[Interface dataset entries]

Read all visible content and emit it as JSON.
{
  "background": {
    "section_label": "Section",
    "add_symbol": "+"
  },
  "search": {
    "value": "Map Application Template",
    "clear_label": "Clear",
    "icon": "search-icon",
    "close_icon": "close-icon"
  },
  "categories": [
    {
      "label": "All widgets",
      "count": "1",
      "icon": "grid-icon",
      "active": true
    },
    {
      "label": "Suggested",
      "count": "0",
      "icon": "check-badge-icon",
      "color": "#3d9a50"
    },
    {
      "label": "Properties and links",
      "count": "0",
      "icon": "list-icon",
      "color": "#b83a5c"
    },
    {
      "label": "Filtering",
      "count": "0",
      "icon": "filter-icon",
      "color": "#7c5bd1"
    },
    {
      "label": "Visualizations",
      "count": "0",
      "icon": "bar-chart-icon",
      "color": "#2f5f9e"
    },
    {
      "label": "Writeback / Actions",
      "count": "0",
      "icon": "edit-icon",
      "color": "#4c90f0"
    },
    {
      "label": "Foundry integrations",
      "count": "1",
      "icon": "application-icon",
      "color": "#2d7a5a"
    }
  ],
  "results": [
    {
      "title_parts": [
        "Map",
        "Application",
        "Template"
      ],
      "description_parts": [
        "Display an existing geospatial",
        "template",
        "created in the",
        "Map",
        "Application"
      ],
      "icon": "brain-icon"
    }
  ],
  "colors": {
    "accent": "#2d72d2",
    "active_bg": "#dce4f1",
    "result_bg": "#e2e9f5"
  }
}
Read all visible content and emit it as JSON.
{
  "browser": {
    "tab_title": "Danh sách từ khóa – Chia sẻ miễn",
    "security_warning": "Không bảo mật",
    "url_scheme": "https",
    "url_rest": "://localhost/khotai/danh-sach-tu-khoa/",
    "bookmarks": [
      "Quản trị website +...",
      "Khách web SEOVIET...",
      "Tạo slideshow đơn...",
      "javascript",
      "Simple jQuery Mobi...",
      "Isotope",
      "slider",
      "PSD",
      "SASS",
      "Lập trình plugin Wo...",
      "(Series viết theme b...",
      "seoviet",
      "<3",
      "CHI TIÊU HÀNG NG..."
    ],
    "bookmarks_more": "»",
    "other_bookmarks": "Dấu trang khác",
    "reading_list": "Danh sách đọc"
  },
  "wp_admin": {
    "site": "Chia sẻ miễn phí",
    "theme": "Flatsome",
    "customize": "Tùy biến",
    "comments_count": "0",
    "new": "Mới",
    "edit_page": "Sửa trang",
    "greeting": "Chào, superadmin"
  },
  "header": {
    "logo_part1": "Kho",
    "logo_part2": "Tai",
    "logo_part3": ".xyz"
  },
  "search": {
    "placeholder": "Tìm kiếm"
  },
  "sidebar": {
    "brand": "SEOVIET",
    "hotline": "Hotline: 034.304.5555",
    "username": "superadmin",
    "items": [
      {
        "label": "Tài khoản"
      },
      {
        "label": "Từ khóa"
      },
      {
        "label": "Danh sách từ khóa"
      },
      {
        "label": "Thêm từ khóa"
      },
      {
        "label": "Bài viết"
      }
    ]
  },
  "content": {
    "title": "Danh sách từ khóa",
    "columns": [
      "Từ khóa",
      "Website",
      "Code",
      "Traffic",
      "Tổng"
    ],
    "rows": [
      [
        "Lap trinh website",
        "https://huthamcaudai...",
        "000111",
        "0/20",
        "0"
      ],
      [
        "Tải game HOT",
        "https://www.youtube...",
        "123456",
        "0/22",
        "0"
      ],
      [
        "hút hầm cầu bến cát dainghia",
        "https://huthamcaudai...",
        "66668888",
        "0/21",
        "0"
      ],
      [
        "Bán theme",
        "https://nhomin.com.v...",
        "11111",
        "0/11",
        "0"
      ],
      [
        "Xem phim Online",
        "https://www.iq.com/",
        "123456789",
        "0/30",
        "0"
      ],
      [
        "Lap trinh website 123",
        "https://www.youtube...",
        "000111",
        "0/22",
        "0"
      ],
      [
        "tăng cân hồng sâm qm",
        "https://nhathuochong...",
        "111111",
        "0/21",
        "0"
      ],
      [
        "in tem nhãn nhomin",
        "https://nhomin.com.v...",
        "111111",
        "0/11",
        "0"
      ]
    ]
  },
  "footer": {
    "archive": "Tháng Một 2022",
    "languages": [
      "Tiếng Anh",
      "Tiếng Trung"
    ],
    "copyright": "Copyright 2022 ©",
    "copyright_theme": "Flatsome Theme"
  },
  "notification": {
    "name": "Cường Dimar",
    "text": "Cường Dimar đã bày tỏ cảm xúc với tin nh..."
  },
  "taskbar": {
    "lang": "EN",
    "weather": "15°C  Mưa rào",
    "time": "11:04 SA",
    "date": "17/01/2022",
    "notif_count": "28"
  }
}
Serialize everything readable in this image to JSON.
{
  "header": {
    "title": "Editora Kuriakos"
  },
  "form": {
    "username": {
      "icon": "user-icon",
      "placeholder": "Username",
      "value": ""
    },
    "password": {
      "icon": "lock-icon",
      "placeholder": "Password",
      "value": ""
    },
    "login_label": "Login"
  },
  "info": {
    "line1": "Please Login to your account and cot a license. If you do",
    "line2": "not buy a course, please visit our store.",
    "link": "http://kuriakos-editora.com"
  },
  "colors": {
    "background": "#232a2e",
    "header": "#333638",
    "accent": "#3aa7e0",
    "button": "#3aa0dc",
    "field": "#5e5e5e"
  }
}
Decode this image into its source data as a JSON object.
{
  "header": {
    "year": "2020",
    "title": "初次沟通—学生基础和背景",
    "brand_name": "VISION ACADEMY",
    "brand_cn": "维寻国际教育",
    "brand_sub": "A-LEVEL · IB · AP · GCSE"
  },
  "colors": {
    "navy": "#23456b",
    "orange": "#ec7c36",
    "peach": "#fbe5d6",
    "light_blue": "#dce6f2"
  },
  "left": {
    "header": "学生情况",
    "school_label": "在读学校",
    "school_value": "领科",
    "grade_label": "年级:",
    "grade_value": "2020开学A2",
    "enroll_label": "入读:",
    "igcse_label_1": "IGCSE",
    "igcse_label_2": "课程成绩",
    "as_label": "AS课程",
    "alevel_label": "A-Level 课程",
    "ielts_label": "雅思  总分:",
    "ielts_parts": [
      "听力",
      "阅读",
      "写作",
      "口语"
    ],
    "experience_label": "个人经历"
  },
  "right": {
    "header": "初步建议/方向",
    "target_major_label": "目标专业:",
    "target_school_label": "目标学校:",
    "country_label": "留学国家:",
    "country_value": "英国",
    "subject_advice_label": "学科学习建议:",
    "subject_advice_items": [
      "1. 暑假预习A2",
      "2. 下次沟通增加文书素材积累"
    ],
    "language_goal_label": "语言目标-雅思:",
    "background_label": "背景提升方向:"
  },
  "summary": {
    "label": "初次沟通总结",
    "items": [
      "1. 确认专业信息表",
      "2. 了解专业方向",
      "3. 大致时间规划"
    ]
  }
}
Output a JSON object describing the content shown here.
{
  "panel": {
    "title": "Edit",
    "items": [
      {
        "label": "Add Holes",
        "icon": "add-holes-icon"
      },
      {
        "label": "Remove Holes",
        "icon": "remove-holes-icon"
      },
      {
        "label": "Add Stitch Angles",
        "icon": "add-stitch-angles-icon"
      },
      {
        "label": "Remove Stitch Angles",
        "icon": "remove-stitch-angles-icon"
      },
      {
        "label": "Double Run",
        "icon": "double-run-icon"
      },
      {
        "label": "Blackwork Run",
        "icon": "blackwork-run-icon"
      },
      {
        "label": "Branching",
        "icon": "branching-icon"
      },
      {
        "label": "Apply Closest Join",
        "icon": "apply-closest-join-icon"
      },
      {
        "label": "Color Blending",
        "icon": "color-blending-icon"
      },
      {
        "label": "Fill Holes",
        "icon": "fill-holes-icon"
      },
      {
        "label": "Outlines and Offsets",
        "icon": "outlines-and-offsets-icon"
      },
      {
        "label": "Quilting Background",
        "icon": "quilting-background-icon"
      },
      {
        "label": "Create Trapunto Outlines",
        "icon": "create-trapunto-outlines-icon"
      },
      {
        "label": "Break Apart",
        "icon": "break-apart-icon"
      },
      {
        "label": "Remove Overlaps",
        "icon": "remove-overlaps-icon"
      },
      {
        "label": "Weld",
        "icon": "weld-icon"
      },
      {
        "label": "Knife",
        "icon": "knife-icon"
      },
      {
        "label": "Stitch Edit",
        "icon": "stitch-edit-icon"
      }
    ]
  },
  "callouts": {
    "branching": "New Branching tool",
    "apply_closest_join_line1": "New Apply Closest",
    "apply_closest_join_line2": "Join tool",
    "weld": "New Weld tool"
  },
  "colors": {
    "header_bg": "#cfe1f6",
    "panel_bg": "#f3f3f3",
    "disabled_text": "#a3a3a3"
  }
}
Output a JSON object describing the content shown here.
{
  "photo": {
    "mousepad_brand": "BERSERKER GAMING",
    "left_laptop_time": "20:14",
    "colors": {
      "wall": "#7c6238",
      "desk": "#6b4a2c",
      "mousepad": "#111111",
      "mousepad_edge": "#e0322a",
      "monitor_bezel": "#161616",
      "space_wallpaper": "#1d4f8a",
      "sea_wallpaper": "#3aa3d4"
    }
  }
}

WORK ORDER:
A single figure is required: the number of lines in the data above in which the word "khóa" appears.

TASK SOLUTION:
6